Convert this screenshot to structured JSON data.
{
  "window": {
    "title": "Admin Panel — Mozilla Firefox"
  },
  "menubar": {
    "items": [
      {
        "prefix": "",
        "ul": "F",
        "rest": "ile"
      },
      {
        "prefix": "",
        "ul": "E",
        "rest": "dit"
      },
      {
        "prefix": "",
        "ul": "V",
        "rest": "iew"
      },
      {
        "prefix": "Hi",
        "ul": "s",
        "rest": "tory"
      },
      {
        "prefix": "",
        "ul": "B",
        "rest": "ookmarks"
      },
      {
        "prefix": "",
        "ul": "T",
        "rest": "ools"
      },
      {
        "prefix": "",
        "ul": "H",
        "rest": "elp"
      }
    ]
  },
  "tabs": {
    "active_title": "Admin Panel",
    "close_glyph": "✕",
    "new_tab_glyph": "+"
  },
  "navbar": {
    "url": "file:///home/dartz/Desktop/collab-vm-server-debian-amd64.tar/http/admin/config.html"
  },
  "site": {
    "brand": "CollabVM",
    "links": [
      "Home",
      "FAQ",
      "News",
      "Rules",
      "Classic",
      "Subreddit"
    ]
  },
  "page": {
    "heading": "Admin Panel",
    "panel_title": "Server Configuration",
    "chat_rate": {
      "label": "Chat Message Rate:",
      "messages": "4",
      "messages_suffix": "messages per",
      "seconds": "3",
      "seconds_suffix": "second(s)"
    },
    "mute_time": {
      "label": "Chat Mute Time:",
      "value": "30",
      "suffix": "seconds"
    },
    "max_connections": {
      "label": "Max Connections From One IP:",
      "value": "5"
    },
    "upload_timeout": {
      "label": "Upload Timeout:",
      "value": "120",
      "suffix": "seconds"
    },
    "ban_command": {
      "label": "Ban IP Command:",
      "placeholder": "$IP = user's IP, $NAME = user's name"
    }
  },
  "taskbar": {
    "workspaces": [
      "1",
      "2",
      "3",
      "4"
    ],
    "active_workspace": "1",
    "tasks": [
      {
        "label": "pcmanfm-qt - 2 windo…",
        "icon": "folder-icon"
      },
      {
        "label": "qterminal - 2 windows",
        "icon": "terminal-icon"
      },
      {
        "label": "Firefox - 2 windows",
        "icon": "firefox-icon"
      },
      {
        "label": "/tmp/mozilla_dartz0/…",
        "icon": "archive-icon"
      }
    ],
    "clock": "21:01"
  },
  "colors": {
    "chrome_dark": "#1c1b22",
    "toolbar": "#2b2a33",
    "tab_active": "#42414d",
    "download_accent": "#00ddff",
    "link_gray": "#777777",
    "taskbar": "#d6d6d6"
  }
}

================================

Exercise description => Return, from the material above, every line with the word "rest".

Solution to this task =>
        "rest": "ile"
        "rest": "dit"
        "rest": "iew"
        "rest": "tory"
        "rest": "ookmarks"
        "rest": "ools"
        "rest": "elp"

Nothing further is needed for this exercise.